* _Description of the task_
Go through the entries and write each one out again unchanged.

[Recorded data]
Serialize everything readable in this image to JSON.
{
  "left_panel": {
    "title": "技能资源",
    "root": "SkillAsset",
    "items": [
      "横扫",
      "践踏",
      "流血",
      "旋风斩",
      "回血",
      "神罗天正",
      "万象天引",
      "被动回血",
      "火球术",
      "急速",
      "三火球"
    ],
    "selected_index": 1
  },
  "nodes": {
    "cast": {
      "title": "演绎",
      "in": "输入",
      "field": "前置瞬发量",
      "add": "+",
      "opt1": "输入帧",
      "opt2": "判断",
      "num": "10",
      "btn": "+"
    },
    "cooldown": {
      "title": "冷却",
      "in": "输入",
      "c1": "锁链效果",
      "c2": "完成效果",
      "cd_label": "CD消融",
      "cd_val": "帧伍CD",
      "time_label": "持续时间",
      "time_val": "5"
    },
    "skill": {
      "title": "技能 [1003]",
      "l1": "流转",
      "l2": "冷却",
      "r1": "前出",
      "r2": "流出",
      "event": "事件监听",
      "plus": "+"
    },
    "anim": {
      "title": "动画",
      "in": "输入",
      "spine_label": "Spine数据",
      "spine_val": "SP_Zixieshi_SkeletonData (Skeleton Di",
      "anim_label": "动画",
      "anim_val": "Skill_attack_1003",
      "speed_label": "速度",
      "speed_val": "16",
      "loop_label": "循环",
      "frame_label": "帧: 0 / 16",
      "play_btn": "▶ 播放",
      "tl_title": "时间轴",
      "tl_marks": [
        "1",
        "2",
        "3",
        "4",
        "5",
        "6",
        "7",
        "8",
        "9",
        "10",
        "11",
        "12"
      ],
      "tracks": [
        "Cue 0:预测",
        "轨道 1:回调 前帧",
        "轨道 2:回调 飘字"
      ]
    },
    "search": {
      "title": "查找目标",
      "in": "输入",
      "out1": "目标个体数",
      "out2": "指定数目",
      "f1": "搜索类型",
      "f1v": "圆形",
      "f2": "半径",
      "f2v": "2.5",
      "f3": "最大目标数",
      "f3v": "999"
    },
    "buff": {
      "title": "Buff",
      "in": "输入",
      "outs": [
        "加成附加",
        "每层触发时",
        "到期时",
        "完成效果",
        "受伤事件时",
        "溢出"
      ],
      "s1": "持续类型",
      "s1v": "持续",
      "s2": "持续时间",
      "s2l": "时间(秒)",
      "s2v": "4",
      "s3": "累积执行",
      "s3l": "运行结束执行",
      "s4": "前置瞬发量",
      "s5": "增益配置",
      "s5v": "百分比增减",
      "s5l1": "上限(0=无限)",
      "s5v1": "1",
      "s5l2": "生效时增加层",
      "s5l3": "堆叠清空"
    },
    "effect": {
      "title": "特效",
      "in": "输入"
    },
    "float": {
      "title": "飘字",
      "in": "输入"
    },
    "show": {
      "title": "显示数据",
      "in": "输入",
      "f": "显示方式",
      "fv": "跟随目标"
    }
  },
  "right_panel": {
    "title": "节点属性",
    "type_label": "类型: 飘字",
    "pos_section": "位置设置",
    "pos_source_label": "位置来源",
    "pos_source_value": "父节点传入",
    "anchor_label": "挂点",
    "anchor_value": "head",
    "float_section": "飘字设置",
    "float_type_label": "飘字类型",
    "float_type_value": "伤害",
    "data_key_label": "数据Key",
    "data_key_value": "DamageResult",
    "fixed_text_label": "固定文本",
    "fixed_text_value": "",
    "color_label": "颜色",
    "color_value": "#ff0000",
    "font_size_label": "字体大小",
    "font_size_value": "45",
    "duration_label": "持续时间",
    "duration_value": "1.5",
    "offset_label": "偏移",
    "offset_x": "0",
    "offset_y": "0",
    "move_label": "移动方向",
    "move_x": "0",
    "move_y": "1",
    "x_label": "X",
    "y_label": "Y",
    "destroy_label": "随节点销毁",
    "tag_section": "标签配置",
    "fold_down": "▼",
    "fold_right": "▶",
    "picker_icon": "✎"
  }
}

* _Answer to this exercise_
Serialize everything readable in this image to JSON.
{
  "left_panel": {
    "title": "技能资源",
    "root": "SkillAsset",
    "items": [
      "横扫",
      "践踏",
      "流血",
      "旋风斩",
      "回血",
      "神罗天正",
      "万象天引",
      "被动回血",
      "火球术",
      "急速",
      "三火球"
    ],
    "selected_index": 1
  },
  "nodes": {
    "cast": {
      "title": "演绎",
      "in": "输入",
      "field": "前置瞬发量",
      "add": "+",
      "opt1": "输入帧",
      "opt2": "判断",
      "num": "10",
      "btn": "+"
    },
    "cooldown": {
      "title": "冷却",
      "in": "输入",
      "c1": "锁链效果",
      "c2": "完成效果",
      "cd_label": "CD消融",
      "cd_val": "帧伍CD",
      "time_label": "持续时间",
      "time_val": "5"
    },
    "skill": {
      "title": "技能 [1003]",
      "l1": "流转",
      "l2": "冷却",
      "r1": "前出",
      "r2": "流出",
      "event": "事件监听",
      "plus": "+"
    },
    "anim": {
      "title": "动画",
      "in": "输入",
      "spine_label": "Spine数据",
      "spine_val": "SP_Zixieshi_SkeletonData (Skeleton Di",
      "anim_label": "动画",
      "anim_val": "Skill_attack_1003",
      "speed_label": "速度",
      "speed_val": "16",
      "loop_label": "循环",
      "frame_label": "帧: 0 / 16",
      "play_btn": "▶ 播放",
      "tl_title": "时间轴",
      "tl_marks": [
        "1",
        "2",
        "3",
        "4",
        "5",
        "6",
        "7",
        "8",
        "9",
        "10",
        "11",
        "12"
      ],
      "tracks": [
        "Cue 0:预测",
        "轨道 1:回调 前帧",
        "轨道 2:回调 飘字"
      ]
    },
    "search": {
      "title": "查找目标",
      "in": "输入",
      "out1": "目标个体数",
      "out2": "指定数目",
      "f1": "搜索类型",
      "f1v": "圆形",
      "f2": "半径",
      "f2v": "2.5",
      "f3": "最大目标数",
      "f3v": "999"
    },
    "buff": {
      "title": "Buff",
      "in": "输入",
      "outs": [
        "加成附加",
        "每层触发时",
        "到期时",
        "完成效果",
        "受伤事件时",
        "溢出"
      ],
      "s1": "持续类型",
      "s1v": "持续",
      "s2": "持续时间",
      "s2l": "时间(秒)",
      "s2v": "4",
      "s3": "累积执行",
      "s3l": "运行结束执行",
      "s4": "前置瞬发量",
      "s5": "增益配置",
      "s5v": "百分比增减",
      "s5l1": "上限(0=无限)",
      "s5v1": "1",
      "s5l2": "生效时增加层",
      "s5l3": "堆叠清空"
    },
    "effect": {
      "title": "特效",
      "in": "输入"
    },
    "float": {
      "title": "飘字",
      "in": "输入"
    },
    "show": {
      "title": "显示数据",
      "in": "输入",
      "f": "显示方式",
      "fv": "跟随目标"
    }
  },
  "right_panel": {
    "title": "节点属性",
    "type_label": "类型: 飘字",
    "pos_section": "位置设置",
    "pos_source_label": "位置来源",
    "pos_source_value": "父节点传入",
    "anchor_label": "挂点",
    "anchor_value": "head",
    "float_section": "飘字设置",
    "float_type_label": "飘字类型",
    "float_type_value": "伤害",
    "data_key_label": "数据Key",
    "data_key_value": "DamageResult",
    "fixed_text_label": "固定文本",
    "fixed_text_value": "",
    "color_label": "颜色",
    "color_value": "#ff0000",
    "font_size_label": "字体大小",
    "font_size_value": "45",
    "duration_label": "持续时间",
    "duration_value": "1.5",
    "offset_label": "偏移",
    "offset_x": "0",
    "offset_y": "0",
    "move_label": "移动方向",
    "move_x": "0",
    "move_y": "1",
    "x_label": "X",
    "y_label": "Y",
    "destroy_label": "随节点销毁",
    "tag_section": "标签配置",
    "fold_down": "▼",
    "fold_right": "▶",
    "picker_icon": "✎"
  }
}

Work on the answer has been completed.